AIM OF THE TASK: Please restate the data word for word, in full.

MATERIAL PROVIDED:
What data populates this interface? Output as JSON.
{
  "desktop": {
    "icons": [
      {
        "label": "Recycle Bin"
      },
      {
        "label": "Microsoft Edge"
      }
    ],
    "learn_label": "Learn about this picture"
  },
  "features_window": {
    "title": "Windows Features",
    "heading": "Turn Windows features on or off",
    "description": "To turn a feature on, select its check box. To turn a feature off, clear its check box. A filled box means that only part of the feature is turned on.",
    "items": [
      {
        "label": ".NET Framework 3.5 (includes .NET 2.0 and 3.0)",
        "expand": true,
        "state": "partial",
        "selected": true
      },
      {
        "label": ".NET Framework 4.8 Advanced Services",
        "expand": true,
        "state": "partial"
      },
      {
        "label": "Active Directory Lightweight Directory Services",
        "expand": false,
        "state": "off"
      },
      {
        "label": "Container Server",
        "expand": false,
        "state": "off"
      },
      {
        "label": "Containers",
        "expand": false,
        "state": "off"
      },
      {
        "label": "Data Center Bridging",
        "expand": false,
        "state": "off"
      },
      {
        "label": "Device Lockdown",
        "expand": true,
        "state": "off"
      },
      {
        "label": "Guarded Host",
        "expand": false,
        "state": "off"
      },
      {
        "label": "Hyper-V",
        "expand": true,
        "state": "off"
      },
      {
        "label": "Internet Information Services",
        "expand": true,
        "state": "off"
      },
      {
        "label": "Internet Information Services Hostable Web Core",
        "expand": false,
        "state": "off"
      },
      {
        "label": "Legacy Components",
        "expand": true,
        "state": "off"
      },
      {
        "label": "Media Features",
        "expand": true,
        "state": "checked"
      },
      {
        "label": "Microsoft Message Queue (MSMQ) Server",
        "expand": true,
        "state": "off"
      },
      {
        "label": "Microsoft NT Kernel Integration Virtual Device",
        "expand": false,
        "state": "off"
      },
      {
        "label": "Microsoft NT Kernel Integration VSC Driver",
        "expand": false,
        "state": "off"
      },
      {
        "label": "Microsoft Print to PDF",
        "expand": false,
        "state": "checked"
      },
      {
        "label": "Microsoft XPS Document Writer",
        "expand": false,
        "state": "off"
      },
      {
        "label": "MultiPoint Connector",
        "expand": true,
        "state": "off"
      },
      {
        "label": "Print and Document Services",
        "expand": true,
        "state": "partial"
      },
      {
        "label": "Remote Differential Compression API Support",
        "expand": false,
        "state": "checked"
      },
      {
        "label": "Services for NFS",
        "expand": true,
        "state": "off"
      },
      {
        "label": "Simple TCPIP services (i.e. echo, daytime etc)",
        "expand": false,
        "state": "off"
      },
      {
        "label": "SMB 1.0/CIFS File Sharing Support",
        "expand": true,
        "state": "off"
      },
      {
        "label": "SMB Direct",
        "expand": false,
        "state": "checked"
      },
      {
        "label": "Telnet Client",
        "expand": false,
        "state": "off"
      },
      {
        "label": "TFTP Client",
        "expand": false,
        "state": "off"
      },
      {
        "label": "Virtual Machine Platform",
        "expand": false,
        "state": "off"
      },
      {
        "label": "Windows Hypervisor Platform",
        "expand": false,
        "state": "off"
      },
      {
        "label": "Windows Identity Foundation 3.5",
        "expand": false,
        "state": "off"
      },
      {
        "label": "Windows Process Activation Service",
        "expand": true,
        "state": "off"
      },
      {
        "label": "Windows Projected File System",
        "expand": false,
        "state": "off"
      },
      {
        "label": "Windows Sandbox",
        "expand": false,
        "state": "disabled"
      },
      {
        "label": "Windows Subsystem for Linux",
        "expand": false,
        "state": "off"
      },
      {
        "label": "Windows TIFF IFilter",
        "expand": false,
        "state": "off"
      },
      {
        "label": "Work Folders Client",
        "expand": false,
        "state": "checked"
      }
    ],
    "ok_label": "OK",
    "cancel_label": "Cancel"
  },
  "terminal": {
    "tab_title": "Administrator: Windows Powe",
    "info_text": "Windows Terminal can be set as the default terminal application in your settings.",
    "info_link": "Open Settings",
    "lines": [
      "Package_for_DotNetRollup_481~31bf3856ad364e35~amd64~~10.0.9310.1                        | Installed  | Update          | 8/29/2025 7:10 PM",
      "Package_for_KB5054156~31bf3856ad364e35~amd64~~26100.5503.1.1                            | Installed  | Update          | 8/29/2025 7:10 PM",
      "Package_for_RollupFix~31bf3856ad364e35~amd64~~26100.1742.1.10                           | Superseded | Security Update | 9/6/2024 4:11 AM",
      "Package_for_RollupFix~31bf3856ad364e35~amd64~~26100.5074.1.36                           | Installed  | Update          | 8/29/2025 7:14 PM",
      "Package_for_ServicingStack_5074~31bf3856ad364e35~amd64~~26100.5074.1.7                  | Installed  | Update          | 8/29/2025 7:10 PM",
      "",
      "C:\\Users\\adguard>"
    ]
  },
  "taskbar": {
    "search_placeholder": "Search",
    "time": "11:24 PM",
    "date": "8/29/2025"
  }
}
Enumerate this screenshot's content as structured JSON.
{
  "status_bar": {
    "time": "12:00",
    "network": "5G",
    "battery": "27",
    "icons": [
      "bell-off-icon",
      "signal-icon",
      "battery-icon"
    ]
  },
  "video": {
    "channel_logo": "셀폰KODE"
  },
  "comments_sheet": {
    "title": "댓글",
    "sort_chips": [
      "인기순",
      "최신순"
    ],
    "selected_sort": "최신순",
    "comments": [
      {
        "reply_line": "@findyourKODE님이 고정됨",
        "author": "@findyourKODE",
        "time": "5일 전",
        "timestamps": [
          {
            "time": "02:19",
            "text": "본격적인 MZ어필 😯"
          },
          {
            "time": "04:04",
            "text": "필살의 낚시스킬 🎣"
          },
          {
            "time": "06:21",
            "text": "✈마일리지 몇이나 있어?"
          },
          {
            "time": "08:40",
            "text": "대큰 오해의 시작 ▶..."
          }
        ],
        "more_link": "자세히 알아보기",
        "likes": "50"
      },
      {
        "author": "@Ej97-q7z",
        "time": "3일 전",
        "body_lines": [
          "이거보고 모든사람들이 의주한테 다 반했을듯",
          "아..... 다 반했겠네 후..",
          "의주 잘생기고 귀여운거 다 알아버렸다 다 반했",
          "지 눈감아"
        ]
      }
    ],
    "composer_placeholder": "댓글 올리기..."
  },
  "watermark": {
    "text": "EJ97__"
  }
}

EXERCISE OUTPUT:
What data populates this interface? Output as JSON.
{
  "desktop": {
    "icons": [
      {
        "label": "Recycle Bin"
      },
      {
        "label": "Microsoft Edge"
      }
    ],
    "learn_label": "Learn about this picture"
  },
  "features_window": {
    "title": "Windows Features",
    "heading": "Turn Windows features on or off",
    "description": "To turn a feature on, select its check box. To turn a feature off, clear its check box. A filled box means that only part of the feature is turned on.",
    "items": [
      {
        "label": ".NET Framework 3.5 (includes .NET 2.0 and 3.0)",
        "expand": true,
        "state": "partial",
        "selected": true
      },
      {
        "label": ".NET Framework 4.8 Advanced Services",
        "expand": true,
        "state": "partial"
      },
      {
        "label": "Active Directory Lightweight Directory Services",
        "expand": false,
        "state": "off"
      },
      {
        "label": "Container Server",
        "expand": false,
        "state": "off"
      },
      {
        "label": "Containers",
        "expand": false,
        "state": "off"
      },
      {
        "label": "Data Center Bridging",
        "expand": false,
        "state": "off"
      },
      {
        "label": "Device Lockdown",
        "expand": true,
        "state": "off"
      },
      {
        "label": "Guarded Host",
        "expand": false,
        "state": "off"
      },
      {
        "label": "Hyper-V",
        "expand": true,
        "state": "off"
      },
      {
        "label": "Internet Information Services",
        "expand": true,
        "state": "off"
      },
      {
        "label": "Internet Information Services Hostable Web Core",
        "expand": false,
        "state": "off"
      },
      {
        "label": "Legacy Components",
        "expand": true,
        "state": "off"
      },
      {
        "label": "Media Features",
        "expand": true,
        "state": "checked"
      },
      {
        "label": "Microsoft Message Queue (MSMQ) Server",
        "expand": true,
        "state": "off"
      },
      {
        "label": "Microsoft NT Kernel Integration Virtual Device",
        "expand": false,
        "state": "off"
      },
      {
        "label": "Microsoft NT Kernel Integration VSC Driver",
        "expand": false,
        "state": "off"
      },
      {
        "label": "Microsoft Print to PDF",
        "expand": false,
        "state": "checked"
      },
      {
        "label": "Microsoft XPS Document Writer",
        "expand": false,
        "state": "off"
      },
      {
        "label": "MultiPoint Connector",
        "expand": true,
        "state": "off"
      },
      {
        "label": "Print and Document Services",
        "expand": true,
        "state": "partial"
      },
      {
        "label": "Remote Differential Compression API Support",
        "expand": false,
        "state": "checked"
      },
      {
        "label": "Services for NFS",
        "expand": true,
        "state": "off"
      },
      {
        "label": "Simple TCPIP services (i.e. echo, daytime etc)",
        "expand": false,
        "state": "off"
      },
      {
        "label": "SMB 1.0/CIFS File Sharing Support",
        "expand": true,
        "state": "off"
      },
      {
        "label": "SMB Direct",
        "expand": false,
        "state": "checked"
      },
      {
        "label": "Telnet Client",
        "expand": false,
        "state": "off"
      },
      {
        "label": "TFTP Client",
        "expand": false,
        "state": "off"
      },
      {
        "label": "Virtual Machine Platform",
        "expand": false,
        "state": "off"
      },
      {
        "label": "Windows Hypervisor Platform",
        "expand": false,
        "state": "off"
      },
      {
        "label": "Windows Identity Foundation 3.5",
        "expand": false,
        "state": "off"
      },
      {
        "label": "Windows Process Activation Service",
        "expand": true,
        "state": "off"
      },
      {
        "label": "Windows Projected File System",
        "expand": false,
        "state": "off"
      },
      {
        "label": "Windows Sandbox",
        "expand": false,
        "state": "disabled"
      },
      {
        "label": "Windows Subsystem for Linux",
        "expand": false,
        "state": "off"
      },
      {
        "label": "Windows TIFF IFilter",
        "expand": false,
        "state": "off"
      },
      {
        "label": "Work Folders Client",
        "expand": false,
        "state": "checked"
      }
    ],
    "ok_label": "OK",
    "cancel_label": "Cancel"
  },
  "terminal": {
    "tab_title": "Administrator: Windows Powe",
    "info_text": "Windows Terminal can be set as the default terminal application in your settings.",
    "info_link": "Open Settings",
    "lines": [
      "Package_for_DotNetRollup_481~31bf3856ad364e35~amd64~~10.0.9310.1                        | Installed  | Update          | 8/29/2025 7:10 PM",
      "Package_for_KB5054156~31bf3856ad364e35~amd64~~26100.5503.1.1                            | Installed  | Update          | 8/29/2025 7:10 PM",
      "Package_for_RollupFix~31bf3856ad364e35~amd64~~26100.1742.1.10                           | Superseded | Security Update | 9/6/2024 4:11 AM",
      "Package_for_RollupFix~31bf3856ad364e35~amd64~~26100.5074.1.36                           | Installed  | Update          | 8/29/2025 7:14 PM",
      "Package_for_ServicingStack_5074~31bf3856ad364e35~amd64~~26100.5074.1.7                  | Installed  | Update          | 8/29/2025 7:10 PM",
      "",
      "C:\\Users\\adguard>"
    ]
  },
  "taskbar": {
    "search_placeholder": "Search",
    "time": "11:24 PM",
    "date": "8/29/2025"
  }
}
Enumerate this screenshot's content as structured JSON.
{
  "status_bar": {
    "time": "12:00",
    "network": "5G",
    "battery": "27",
    "icons": [
      "bell-off-icon",
      "signal-icon",
      "battery-icon"
    ]
  },
  "video": {
    "channel_logo": "셀폰KODE"
  },
  "comments_sheet": {
    "title": "댓글",
    "sort_chips": [
      "인기순",
      "최신순"
    ],
    "selected_sort": "최신순",
    "comments": [
      {
        "reply_line": "@findyourKODE님이 고정됨",
        "author": "@findyourKODE",
        "time": "5일 전",
        "timestamps": [
          {
            "time": "02:19",
            "text": "본격적인 MZ어필 😯"
          },
          {
            "time": "04:04",
            "text": "필살의 낚시스킬 🎣"
          },
          {
            "time": "06:21",
            "text": "✈마일리지 몇이나 있어?"
          },
          {
            "time": "08:40",
            "text": "대큰 오해의 시작 ▶..."
          }
        ],
        "more_link": "자세히 알아보기",
        "likes": "50"
      },
      {
        "author": "@Ej97-q7z",
        "time": "3일 전",
        "body_lines": [
          "이거보고 모든사람들이 의주한테 다 반했을듯",
          "아..... 다 반했겠네 후..",
          "의주 잘생기고 귀여운거 다 알아버렸다 다 반했",
          "지 눈감아"
        ]
      }
    ],
    "composer_placeholder": "댓글 올리기..."
  },
  "watermark": {
    "text": "EJ97__"
  }
}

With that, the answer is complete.